> _Activity_
Return each line below holding the string "updates".

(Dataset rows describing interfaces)
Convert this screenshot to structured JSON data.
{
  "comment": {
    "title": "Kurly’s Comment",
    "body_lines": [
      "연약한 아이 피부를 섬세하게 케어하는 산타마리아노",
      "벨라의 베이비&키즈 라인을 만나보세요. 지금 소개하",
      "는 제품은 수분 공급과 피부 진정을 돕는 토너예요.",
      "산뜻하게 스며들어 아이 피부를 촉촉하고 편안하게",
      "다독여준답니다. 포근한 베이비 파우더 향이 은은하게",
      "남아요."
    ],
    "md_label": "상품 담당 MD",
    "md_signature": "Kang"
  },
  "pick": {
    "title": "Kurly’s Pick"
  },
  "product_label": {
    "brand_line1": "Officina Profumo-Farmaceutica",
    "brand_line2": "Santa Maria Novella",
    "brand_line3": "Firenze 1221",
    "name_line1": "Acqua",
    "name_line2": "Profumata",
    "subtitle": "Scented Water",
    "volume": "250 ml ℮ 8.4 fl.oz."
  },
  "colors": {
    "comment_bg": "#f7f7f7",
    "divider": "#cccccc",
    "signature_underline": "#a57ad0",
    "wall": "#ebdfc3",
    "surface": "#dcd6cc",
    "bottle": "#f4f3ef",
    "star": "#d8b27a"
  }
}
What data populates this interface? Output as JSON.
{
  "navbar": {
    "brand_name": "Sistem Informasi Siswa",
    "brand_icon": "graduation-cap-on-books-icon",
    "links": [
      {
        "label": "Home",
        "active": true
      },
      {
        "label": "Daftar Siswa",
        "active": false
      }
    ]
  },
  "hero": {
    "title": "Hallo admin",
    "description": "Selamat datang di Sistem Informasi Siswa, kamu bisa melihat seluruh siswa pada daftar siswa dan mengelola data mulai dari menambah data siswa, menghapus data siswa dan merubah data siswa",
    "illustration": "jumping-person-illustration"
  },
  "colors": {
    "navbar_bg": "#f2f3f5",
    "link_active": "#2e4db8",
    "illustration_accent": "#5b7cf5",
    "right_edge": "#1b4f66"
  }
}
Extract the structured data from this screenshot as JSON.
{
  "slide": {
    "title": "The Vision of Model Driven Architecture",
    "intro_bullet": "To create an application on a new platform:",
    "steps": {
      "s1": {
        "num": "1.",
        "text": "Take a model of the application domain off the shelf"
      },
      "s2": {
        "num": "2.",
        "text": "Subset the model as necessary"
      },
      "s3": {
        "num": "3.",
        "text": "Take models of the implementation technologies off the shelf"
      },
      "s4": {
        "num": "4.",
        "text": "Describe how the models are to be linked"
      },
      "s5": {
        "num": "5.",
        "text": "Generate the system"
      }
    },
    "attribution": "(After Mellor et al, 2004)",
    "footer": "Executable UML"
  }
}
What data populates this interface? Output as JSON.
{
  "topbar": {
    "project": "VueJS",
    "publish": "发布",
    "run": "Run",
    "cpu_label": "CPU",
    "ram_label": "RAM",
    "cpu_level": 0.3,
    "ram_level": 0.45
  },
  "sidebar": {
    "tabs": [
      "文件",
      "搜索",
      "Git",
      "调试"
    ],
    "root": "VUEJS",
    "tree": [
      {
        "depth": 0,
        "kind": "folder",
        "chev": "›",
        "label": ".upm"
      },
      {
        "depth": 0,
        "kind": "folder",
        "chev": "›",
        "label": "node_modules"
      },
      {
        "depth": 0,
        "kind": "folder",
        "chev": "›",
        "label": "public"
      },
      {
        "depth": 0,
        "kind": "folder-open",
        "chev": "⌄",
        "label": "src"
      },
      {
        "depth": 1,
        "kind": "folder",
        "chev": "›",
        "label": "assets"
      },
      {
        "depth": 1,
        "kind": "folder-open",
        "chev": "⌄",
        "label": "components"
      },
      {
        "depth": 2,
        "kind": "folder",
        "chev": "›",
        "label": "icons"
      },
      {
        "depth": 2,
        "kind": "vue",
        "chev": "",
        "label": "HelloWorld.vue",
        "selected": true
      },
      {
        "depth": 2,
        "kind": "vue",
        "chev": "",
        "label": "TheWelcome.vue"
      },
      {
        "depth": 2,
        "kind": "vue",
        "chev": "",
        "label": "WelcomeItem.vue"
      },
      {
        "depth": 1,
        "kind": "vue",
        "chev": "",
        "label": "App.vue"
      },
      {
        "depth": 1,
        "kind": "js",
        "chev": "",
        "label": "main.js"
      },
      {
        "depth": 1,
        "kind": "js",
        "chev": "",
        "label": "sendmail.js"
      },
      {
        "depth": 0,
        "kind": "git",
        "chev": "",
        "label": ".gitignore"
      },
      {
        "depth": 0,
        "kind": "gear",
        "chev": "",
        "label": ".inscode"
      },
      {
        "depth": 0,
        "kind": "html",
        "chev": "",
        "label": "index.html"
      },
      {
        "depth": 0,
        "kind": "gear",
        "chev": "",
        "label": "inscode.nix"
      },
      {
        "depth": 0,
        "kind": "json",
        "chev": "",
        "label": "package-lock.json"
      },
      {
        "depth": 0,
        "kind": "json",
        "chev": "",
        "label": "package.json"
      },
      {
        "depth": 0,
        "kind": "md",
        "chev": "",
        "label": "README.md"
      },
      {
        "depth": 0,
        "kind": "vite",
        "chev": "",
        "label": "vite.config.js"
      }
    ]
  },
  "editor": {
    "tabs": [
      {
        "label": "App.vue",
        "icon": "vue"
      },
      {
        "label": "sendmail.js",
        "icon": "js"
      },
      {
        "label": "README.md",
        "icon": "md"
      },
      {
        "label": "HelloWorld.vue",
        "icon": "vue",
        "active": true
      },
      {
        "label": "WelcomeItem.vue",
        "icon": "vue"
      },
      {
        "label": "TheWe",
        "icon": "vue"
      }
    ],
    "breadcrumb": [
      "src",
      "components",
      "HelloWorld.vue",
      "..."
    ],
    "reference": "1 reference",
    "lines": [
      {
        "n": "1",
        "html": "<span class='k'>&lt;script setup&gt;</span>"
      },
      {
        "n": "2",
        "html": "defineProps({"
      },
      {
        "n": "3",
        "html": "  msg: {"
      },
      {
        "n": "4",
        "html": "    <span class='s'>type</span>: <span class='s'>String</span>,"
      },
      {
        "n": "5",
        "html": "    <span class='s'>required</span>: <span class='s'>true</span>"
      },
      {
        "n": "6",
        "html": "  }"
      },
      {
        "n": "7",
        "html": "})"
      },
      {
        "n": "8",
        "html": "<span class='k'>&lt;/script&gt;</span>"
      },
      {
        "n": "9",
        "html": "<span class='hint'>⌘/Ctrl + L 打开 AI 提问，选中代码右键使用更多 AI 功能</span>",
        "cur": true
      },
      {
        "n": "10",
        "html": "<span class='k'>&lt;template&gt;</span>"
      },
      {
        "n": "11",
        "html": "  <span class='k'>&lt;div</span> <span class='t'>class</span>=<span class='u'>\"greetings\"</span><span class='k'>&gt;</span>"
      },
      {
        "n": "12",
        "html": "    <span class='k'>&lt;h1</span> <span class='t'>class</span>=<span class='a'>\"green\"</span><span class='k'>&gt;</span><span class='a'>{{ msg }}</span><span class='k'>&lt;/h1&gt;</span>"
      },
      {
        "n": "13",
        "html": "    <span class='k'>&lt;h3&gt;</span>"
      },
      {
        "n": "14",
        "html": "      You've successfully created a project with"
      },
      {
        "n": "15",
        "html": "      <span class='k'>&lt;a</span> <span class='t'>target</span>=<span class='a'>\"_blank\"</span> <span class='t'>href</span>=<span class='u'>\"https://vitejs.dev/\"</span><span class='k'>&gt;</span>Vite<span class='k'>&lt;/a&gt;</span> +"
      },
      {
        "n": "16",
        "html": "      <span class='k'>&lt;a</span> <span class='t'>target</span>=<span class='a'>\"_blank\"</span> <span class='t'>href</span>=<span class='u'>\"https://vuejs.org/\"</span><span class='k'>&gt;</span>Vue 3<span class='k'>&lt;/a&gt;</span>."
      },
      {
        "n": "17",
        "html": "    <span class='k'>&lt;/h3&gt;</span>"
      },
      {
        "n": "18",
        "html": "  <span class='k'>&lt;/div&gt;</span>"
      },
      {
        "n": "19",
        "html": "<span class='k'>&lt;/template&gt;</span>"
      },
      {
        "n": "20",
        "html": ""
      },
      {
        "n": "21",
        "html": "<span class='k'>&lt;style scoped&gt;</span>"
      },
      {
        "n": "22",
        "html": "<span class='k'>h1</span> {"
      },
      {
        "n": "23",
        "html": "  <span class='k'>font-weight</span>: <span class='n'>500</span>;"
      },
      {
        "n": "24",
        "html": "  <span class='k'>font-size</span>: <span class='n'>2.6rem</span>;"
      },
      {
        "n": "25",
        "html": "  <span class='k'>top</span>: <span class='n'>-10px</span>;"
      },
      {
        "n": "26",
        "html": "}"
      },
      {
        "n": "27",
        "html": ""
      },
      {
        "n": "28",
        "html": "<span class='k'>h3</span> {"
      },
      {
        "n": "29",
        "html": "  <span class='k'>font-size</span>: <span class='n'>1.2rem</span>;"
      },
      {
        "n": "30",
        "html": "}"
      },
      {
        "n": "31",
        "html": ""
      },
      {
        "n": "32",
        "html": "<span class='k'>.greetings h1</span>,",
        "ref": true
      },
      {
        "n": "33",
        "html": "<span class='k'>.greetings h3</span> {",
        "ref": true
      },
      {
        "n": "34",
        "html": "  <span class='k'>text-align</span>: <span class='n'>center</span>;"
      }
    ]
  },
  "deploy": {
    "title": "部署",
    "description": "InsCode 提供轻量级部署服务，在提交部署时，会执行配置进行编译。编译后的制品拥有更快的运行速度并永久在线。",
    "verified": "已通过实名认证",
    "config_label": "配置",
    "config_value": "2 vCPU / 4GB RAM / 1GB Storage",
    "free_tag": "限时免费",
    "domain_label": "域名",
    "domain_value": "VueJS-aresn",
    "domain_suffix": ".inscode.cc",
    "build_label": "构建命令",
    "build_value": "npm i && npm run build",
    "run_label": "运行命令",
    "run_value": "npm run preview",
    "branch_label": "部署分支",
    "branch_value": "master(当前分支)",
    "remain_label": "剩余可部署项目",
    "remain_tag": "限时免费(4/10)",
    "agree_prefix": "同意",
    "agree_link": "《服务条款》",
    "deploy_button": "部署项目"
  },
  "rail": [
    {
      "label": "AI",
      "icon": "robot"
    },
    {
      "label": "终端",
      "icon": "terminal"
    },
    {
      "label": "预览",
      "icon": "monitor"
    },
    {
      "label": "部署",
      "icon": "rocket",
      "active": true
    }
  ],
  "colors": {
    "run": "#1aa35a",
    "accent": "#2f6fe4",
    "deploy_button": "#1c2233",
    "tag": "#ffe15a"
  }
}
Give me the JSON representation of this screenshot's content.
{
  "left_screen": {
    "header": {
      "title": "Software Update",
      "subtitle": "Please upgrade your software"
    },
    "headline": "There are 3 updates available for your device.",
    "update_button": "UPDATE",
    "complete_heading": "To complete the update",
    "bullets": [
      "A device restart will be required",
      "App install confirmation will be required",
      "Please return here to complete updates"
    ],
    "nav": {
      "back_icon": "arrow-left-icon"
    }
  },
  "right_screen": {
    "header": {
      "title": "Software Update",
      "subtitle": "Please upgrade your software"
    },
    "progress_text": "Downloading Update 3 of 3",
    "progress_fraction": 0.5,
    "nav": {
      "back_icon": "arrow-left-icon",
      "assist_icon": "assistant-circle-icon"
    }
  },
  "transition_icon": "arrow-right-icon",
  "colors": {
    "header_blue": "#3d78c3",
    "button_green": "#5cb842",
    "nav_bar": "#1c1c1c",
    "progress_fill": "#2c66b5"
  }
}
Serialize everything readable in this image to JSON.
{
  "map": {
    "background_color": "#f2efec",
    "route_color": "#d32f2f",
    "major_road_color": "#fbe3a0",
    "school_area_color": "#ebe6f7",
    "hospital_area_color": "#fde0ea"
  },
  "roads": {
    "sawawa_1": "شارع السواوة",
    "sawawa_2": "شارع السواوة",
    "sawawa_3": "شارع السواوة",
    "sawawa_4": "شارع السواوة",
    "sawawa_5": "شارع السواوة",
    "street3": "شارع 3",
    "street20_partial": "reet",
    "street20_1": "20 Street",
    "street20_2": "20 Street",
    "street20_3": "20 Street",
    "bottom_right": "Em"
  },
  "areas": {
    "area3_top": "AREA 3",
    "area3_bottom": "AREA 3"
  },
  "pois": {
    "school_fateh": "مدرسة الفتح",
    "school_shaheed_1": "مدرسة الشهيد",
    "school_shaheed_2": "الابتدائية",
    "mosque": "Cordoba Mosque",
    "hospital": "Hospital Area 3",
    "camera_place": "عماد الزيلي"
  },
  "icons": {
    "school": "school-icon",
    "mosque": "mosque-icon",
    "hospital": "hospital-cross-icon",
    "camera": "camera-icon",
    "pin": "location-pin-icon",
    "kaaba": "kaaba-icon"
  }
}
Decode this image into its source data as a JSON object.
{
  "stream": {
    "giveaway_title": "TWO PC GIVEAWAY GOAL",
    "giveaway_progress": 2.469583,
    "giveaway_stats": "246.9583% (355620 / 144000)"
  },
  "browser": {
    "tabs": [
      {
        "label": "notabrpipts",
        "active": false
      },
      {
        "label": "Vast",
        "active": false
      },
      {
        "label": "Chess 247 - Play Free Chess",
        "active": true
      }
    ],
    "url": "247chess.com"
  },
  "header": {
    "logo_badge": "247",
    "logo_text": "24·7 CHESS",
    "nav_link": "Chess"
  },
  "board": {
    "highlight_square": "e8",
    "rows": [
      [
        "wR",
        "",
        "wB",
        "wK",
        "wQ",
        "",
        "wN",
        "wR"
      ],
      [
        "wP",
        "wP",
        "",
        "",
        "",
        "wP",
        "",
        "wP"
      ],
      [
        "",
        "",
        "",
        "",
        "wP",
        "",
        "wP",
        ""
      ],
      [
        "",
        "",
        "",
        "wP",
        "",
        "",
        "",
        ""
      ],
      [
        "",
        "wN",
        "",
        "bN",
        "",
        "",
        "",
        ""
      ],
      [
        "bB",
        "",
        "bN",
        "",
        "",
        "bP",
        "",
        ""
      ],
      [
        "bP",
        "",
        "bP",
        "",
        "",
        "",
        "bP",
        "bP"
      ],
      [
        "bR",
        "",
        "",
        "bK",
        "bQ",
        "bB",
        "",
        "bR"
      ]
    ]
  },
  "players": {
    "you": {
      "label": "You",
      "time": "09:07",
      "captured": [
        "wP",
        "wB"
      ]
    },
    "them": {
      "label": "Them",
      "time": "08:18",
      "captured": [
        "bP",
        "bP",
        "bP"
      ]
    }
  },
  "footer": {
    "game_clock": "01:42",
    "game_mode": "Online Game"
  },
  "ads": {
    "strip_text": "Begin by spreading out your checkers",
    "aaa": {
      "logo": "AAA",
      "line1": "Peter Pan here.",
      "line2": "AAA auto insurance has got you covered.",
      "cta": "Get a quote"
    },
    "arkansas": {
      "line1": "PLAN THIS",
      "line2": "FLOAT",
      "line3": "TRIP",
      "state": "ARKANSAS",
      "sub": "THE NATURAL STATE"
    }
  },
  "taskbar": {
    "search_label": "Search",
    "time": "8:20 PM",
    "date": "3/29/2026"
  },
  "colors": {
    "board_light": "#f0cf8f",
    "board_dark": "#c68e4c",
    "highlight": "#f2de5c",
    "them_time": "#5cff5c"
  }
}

> _Task output_
    "headline": "There are 3 updates available for your device.",
      "Please return here to complete updates"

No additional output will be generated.